But now Virgin Galactic, Blue Origin, and Elon Musk’s SpaceX are adding another type of elite person to the lineage of the astronaut: not soldiers or scientists but wealthy passengers seeking the thrill of weightlessness and a glimpse of the curvature of the Earth. Rather than the “right stuff,” it takes the right funds, or at least the right family and friends, to get to space. But the mass production of this new type of space traveler could have important effects down the line. If affluent people come back from these private flights converted to true believers in space exploration, they may be inspired to open their wallets—or lobby their political representatives—for more than just tourism.
One interesting model is Russian billionaire Yuri Milner. Although he hasn’t been to space, Milner’s massive investments have targeted space science rather than human spaceflight.

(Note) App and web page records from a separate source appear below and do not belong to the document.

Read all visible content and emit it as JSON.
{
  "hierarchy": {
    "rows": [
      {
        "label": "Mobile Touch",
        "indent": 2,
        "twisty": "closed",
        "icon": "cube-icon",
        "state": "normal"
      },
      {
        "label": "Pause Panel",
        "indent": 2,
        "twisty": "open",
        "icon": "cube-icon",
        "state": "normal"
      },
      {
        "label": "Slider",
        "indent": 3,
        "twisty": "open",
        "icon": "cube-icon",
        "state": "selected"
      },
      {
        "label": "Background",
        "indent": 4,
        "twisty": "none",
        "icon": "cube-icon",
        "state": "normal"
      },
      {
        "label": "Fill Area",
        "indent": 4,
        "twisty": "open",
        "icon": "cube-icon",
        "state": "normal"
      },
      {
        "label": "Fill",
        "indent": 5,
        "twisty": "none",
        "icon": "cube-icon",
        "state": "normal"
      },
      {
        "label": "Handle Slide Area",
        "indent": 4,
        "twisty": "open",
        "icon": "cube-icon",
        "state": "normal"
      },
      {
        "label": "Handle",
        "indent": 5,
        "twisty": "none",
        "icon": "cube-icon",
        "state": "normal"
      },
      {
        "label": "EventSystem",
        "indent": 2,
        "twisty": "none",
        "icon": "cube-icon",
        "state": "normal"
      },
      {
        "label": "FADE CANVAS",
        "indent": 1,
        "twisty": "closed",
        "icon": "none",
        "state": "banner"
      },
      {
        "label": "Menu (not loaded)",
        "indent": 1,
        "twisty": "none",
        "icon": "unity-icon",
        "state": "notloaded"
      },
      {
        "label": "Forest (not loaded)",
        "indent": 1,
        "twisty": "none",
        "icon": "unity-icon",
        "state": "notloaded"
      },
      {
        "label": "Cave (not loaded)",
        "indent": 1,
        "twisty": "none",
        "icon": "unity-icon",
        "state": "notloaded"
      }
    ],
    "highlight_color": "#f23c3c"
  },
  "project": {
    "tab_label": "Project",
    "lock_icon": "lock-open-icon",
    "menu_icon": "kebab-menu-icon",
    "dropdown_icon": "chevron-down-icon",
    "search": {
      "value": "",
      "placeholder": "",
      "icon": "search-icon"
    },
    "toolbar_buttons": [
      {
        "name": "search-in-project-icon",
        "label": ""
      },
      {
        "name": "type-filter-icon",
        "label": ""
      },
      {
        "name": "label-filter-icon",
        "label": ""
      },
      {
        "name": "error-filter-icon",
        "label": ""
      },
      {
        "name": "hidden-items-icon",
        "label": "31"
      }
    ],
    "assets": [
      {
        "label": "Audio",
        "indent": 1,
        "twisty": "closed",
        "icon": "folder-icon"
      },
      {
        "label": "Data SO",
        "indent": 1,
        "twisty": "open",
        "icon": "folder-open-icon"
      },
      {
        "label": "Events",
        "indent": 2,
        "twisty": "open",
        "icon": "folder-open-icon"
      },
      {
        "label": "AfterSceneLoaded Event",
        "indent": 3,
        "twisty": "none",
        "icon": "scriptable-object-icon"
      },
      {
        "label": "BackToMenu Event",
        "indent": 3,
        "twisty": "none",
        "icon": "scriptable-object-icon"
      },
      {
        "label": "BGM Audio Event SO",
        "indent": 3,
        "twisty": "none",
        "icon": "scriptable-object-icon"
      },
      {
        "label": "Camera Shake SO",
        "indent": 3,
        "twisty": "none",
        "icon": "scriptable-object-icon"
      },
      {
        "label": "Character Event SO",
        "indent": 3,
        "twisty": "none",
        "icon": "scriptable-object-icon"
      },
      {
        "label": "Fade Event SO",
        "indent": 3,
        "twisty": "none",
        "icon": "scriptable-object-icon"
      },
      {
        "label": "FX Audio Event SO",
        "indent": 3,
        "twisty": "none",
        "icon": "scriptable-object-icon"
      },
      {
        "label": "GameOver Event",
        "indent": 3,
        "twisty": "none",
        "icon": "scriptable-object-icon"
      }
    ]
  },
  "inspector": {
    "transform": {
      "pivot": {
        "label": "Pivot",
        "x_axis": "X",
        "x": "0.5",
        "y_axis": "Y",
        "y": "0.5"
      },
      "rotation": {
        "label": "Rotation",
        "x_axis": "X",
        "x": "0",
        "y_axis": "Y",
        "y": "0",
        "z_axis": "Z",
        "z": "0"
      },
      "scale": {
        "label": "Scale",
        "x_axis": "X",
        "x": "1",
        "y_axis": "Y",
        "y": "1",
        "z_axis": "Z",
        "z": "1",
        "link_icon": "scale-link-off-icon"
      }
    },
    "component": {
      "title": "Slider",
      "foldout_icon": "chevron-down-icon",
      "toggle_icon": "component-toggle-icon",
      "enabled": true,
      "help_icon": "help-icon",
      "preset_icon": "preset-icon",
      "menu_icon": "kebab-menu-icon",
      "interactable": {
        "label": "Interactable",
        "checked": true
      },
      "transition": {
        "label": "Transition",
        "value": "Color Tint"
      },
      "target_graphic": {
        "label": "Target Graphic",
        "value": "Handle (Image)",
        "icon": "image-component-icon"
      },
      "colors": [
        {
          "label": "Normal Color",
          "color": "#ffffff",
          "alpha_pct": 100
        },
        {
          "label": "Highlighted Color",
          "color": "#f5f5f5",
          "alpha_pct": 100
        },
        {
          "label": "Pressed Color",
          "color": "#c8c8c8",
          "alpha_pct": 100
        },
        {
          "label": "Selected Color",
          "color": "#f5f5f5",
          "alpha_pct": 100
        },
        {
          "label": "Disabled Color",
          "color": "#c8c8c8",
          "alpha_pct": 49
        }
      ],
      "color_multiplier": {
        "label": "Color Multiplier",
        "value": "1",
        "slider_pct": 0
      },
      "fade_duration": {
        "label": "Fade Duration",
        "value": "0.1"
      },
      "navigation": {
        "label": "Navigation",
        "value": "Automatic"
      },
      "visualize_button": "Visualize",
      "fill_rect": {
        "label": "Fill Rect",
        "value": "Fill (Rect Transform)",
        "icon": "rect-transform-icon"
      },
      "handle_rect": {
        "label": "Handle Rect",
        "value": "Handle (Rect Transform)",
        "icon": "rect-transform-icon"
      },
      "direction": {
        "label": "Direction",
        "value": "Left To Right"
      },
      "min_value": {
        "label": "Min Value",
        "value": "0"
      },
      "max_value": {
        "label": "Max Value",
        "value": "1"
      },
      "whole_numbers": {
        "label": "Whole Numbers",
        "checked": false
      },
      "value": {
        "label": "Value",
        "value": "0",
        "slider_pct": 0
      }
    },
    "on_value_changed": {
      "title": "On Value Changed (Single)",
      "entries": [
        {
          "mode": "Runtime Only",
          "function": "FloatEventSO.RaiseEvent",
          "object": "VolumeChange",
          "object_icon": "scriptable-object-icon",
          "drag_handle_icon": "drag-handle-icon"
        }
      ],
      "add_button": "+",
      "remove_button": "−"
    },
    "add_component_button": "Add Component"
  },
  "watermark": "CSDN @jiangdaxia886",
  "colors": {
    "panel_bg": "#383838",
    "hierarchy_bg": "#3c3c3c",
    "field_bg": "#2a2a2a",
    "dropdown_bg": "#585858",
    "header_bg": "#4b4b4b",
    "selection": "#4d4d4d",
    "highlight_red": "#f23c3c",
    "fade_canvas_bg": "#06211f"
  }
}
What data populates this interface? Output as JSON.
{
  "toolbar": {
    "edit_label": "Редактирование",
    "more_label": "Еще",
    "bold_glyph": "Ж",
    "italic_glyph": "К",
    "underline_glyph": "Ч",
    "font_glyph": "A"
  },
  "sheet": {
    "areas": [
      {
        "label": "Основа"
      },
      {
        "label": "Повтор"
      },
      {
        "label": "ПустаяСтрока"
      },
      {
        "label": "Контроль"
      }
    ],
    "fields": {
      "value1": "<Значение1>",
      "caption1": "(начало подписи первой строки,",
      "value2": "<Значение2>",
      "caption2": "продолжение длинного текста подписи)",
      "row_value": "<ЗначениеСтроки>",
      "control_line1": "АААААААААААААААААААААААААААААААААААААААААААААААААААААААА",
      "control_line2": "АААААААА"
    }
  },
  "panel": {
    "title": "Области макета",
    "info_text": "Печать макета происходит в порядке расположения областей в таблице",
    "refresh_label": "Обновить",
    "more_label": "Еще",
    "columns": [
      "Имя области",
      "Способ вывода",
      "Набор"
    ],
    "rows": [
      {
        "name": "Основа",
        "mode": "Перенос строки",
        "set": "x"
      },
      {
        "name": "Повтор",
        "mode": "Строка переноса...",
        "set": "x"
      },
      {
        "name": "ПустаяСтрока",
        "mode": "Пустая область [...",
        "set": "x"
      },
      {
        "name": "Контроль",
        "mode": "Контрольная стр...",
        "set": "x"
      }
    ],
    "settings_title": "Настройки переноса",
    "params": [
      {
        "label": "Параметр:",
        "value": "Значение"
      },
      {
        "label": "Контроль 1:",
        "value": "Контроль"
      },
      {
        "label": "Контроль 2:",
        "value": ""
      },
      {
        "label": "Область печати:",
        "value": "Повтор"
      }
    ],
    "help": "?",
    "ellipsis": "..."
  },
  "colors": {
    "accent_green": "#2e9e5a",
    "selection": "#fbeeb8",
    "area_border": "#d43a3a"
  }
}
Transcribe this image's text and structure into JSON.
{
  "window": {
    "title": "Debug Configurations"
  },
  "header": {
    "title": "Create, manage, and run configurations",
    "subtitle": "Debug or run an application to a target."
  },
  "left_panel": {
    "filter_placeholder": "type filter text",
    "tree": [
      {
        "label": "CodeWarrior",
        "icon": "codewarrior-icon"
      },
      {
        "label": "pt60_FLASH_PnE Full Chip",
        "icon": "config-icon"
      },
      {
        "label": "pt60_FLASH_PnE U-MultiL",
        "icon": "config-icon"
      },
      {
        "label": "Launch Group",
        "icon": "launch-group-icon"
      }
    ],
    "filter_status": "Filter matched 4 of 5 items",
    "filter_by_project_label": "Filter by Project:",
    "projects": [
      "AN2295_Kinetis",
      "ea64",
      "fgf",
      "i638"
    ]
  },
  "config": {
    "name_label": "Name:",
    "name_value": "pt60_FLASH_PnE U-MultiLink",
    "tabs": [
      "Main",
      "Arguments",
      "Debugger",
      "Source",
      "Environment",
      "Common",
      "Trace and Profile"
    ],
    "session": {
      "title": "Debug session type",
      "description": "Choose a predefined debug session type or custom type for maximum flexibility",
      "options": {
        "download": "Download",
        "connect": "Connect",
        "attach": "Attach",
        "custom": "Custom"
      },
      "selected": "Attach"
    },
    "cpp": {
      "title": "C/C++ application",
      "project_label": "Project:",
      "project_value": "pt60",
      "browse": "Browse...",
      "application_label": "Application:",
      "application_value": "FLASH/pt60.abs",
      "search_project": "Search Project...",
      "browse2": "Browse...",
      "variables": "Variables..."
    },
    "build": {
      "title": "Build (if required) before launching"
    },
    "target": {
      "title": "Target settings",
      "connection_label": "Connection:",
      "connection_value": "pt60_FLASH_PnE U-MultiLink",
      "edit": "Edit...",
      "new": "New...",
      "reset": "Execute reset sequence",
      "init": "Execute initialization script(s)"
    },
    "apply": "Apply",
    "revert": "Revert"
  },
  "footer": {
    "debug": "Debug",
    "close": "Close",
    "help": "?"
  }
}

Beginning in 2015, he formed the Breakthrough Initiatives to support high-risk, high-reward space-science projects. Will some of Branson, Bezos, or Musk’s passengers return inspired to fund astronomy, planetary science, or the search for extraterrestrial intelligence? Perhaps they will found rival space companies, eventually bringing down the cost of a trip to space to the realm of a ticket to Antarctica (which at around $20,000 is still pricey but conceivably affordable to the non-fantastically monied).
Beyond the immediate effects of a growing population of powerful spaceflight evangelists it’s also important to understand that Bezos and Musk in particular have their sights set far beyond suborbital and orbital operations. While attending Princeton, Bezos became enamored of faculty member Gerard K. O’Neill’s now-iconic utopian visions of verdant cylindrical space stations permanently housing humans off-world. Bezos sees New Shepard as just the first step in a slow but steady approach to solving what he sees as Malthusian problems of limited space and resources by shipping millions of people off-Earth. Musk by contrast has always been driven by the planet Mars and a desire to establish a million-person metropolis there as a “back-up” of humanity.
All of this depends on establishing the safety and reliability of these new launch systems. An early disaster reminiscent of Challenger or Columbia would almost certainly scare off otherwise bold ticket-buyers and crater the nascent spaceflight-experience industry, along with those grand visions. But assuming all continues to go well, space will retain its elite status, in the near term even if the type of elitism shifts.
This recent flurry of summer activity is far from more of the same. When NASA retired its space shuttles in 2011 there was only one way for humans to get to space: Russia’s trusty-yet-aging Soyuz rocket and capsule system. Now, 10 years later, the U.S. is home to three privately run routes to space. This fundamental transformation could bend the long arc of space history in ways we cannot yet anticipate.
Printed with permission from Barron's.
About the author: Jordan Bimm is a space historian at the University of Chicago’s Stevanovich Institute on the Formation of Knowledge and a Guggenheim fellow at the Smithsonian National Air and Space Museum.